Understand the misunderstandings related to IBM License Metric Tool
Organizations that have installed the IBM License Metric Tool (ILMT) often think they automatically are compliant. Until an audit letter appears on their desk or an IBM (Deloitte or KPMG) auditor is at their door.
How does this false sense of security arise and how can you avoid the enormous financial risks associated with it?
IBM offers customers the possibility to pay only for processors based on usage (sub-capacity), instead of paying for all the processors on the server (full-capacity). However, you should be able to show which processors you are using at any time. That’s why ILMT exists and its use is mandatory if you want to license sub-capacity. IBM requires to put in all your IBM products and have monthly reports in place, so that you can present them to IBM on request. And that’s where it goes wrong for many organizations.
Failure to comply with these requirements involves risks, as IBM has expanded its audit scope in the recent years. While they initially focused on the largest enterprises, the layer below – with roughly 2,000 to 10,000 employees – is today also under the magnifying glass. If there is an audit and you do not meet the conditions, you will need to license full capacity and pay the difference of the last two years. Depending on the size of the organization, this can be millions of euros.
Not on the radar
Although the terms are relatively clear and they are always contractually stipulated, there are many misunderstandings with IBM customers regarding ILMT, reports and obligations. This is largely due to the brief communication from IBM. Although IBM has all the conditions publicly available on its website, it is not communicated proactively. All this, while the process prior in buying and installing new software is often great. IBM consultants are customer-friendly, the installation is technically perfect and employees receive clear explanation on how to make best use of the software.
Generally, IBM consultants do not possess a detailed knowledge of license management.
You will be well helped in all areas – but you will not hear a word about licenses and contractual obligations. This, because IBM consultants, on the one hand, generally do not have a detailed knowledge of license management and ILMT. On the other hand, IBM sees it as the responsibility of the customer itself to comply with contractual agreements. And if licenses even came up, the IBM consultant often dismisses any worries from the customer, saying that only ILMT should be installed.

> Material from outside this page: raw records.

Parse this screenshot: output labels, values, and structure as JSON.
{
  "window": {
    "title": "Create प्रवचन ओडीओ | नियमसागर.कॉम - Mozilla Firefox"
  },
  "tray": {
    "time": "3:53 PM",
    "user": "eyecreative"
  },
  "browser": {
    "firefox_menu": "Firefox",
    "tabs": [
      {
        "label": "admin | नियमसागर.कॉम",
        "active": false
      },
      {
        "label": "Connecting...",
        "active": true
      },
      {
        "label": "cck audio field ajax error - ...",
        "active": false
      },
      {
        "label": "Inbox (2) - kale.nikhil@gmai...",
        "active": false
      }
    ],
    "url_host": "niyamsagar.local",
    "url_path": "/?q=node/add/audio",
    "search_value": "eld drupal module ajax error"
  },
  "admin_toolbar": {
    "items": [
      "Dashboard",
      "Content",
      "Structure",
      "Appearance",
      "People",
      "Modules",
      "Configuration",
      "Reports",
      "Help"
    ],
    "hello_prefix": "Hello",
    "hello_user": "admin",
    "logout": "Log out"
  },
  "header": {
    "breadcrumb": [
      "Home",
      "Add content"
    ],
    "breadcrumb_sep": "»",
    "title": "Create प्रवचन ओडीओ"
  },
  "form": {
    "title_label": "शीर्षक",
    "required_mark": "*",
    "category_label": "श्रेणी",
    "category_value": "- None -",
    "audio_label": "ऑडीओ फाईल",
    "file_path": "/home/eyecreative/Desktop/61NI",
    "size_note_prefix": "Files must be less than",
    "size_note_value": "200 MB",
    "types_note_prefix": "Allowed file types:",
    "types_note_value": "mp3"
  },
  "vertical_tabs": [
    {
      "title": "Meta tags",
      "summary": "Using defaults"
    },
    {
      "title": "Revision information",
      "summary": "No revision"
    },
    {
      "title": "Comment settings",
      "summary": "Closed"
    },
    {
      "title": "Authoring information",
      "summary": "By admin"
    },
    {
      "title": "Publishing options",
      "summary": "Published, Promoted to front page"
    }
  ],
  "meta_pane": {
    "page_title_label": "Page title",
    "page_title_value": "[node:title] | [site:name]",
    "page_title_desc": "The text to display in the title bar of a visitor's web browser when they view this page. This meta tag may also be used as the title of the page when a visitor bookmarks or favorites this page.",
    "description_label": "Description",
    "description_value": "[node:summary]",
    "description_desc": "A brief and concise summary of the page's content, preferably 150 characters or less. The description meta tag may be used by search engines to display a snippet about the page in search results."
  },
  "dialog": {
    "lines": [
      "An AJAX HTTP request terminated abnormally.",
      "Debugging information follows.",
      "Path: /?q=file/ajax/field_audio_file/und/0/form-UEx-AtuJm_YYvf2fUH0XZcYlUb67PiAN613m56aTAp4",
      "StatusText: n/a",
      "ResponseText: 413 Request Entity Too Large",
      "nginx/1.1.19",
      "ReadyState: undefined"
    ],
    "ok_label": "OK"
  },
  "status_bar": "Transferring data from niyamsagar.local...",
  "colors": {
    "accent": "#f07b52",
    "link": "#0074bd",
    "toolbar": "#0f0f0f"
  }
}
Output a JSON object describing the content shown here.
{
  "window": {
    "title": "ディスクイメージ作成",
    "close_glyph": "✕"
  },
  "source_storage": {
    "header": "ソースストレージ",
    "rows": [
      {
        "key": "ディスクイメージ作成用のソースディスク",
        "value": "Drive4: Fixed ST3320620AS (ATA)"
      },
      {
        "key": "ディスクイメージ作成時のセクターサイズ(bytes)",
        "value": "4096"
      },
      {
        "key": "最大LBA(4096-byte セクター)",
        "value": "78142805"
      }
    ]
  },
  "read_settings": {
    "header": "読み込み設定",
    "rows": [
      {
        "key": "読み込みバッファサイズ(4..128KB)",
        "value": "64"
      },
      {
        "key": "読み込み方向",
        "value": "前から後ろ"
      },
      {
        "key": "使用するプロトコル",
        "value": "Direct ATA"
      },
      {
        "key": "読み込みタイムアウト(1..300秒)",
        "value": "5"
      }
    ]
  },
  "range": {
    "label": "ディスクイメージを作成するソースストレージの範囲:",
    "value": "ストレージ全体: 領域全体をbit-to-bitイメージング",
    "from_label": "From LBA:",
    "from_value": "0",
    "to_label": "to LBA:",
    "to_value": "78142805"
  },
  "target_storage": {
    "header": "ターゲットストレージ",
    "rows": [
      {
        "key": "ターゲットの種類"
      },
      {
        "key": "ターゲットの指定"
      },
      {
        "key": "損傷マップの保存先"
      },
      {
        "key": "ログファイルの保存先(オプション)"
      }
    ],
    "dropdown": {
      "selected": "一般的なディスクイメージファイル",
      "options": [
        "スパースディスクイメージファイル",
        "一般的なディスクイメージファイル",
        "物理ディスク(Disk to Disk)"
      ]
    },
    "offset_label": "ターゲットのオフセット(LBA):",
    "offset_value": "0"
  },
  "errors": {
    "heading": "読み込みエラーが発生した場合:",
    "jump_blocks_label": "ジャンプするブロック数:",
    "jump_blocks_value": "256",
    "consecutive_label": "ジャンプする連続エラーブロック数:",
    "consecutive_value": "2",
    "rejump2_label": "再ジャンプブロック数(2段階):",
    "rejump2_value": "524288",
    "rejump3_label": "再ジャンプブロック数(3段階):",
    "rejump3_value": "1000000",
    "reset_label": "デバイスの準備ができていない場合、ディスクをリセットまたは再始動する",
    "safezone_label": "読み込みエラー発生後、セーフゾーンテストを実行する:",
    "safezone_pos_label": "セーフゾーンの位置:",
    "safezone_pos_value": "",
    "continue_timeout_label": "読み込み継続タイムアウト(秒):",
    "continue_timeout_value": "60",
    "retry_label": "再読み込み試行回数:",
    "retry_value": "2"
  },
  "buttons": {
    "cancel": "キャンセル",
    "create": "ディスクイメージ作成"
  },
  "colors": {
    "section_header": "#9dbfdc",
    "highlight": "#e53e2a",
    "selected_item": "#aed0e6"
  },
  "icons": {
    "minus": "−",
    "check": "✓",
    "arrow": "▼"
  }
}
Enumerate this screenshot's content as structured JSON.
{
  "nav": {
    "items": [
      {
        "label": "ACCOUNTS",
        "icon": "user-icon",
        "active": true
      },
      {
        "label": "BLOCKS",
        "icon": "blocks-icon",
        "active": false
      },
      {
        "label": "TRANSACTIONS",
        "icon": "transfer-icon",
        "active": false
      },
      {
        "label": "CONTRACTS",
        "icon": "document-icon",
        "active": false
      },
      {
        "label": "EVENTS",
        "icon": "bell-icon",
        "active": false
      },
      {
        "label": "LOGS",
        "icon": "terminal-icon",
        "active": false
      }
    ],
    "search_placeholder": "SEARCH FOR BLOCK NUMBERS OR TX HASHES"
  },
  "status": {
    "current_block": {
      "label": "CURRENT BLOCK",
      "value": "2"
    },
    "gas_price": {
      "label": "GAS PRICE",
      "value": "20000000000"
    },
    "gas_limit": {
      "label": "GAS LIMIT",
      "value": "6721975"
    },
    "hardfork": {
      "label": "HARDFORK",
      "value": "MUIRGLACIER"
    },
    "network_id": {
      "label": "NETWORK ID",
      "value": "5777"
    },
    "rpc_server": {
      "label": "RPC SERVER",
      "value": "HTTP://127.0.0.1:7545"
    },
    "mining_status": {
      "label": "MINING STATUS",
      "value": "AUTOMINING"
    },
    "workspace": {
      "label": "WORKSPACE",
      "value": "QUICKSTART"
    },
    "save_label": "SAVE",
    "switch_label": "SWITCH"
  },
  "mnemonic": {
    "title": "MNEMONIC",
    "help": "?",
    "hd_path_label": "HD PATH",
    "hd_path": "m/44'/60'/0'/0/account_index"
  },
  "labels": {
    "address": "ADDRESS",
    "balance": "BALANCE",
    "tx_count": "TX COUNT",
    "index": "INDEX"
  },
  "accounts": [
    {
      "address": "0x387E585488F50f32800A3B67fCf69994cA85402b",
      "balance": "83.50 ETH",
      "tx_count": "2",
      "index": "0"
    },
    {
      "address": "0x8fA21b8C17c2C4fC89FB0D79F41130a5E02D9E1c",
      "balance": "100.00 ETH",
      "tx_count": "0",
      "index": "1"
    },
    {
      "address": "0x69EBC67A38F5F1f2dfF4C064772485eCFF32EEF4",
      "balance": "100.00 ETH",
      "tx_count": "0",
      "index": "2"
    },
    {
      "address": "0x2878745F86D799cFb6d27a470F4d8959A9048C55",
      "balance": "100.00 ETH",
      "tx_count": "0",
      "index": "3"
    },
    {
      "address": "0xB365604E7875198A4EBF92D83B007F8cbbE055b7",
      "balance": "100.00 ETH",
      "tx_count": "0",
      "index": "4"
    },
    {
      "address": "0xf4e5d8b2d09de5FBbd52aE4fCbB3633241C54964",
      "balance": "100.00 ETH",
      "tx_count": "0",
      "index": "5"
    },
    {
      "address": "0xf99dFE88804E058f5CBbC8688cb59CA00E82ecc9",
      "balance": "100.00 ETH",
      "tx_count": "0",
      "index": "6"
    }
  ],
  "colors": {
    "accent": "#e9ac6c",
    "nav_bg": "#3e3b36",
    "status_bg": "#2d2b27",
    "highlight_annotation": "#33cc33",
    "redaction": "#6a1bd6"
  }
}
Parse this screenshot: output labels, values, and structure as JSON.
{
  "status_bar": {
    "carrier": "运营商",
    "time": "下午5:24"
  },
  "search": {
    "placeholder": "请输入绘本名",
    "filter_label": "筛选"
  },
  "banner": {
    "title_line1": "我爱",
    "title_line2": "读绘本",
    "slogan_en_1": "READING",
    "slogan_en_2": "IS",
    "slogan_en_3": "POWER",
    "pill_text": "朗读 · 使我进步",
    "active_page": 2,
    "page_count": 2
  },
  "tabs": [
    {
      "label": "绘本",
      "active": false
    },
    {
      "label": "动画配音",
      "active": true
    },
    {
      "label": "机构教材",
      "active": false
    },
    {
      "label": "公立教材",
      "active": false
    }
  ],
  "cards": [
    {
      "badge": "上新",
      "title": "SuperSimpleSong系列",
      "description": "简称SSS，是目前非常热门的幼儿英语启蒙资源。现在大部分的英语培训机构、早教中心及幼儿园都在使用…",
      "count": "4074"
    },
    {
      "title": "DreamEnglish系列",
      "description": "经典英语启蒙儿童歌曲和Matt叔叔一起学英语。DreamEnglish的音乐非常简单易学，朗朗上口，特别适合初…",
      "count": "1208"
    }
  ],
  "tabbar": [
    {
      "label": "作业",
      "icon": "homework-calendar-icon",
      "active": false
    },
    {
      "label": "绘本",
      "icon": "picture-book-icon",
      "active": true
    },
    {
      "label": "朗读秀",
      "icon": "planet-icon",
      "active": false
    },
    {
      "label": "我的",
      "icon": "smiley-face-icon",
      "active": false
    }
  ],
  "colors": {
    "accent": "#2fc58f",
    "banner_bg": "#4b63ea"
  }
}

The consequence is, oftentimes, that the customer wrongly has the impression that everything is under control, so the financial risks are not directly on the radar.
Additionally, the use of ILMT is a complex matter. Apart from ILMT not being the most user-friendly tool – you need specialist licensing knowledge to properly set up and maintain it. IBM has a price list consisting of 12.000 pages of products, so a mistake can be easily made. Moreover, you must always be able to provide all information of the last two years back to IBM (or Deloitte as an auditor). Installing the tool and start using it later is not an option, because you immediately become non-compliant.
The advice to all companies using IBM License Metric Tool: manage it seriously right from the start. This will keep you compliant and prevent fines. The continuous reports also provide you with a better understanding of how IBM software is used within your organization. That insight helps in optimizing costs and closing new contracts with IBM or other software vendors.
This article is also published in Dutch, on AG Connect.
Richard is one of the managing partners at B-lay. He started to work in the license management industry in 2004 and worked for almost 10 years at Oracle as regional director of compliance. He uses his knowledge of enterprise software vendors (such as Oracle, SAP, IBM and Microsoft) to educate, equip and enable software end users in their challenges regarding proper software license management. Richard holds a master’s degree in IT, from University of Amsterdam in the Netherlands.